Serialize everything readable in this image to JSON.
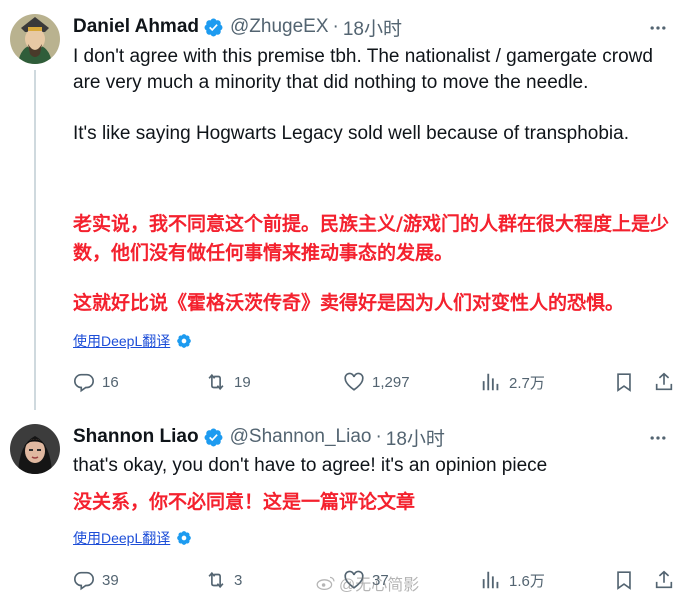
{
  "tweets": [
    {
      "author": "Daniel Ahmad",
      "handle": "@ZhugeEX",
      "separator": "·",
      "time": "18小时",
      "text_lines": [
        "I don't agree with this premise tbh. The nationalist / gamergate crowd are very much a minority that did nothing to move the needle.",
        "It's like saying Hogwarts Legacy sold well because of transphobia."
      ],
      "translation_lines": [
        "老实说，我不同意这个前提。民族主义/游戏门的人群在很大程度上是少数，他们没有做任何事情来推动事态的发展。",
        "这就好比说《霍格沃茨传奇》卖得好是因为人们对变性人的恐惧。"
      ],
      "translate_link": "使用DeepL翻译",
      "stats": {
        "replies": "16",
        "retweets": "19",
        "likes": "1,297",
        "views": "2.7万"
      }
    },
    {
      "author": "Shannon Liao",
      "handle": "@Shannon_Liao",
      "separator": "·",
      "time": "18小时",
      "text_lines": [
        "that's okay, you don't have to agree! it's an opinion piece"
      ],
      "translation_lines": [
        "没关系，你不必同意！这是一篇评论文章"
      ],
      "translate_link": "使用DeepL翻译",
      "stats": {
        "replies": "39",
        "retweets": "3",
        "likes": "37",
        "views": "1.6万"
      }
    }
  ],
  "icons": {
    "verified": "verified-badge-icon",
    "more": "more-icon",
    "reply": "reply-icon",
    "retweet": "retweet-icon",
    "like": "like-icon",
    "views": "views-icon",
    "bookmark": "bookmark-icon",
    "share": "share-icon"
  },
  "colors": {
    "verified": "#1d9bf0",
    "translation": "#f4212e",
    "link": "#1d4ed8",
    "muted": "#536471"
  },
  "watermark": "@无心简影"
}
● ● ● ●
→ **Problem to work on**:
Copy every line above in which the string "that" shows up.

→ **Exercise response**:
        "I don't agree with this premise tbh. The nationalist / gamergate crowd are very much a minority that did nothing to move the needle.",
        "that's okay, you don't have to agree! it's an opinion piece"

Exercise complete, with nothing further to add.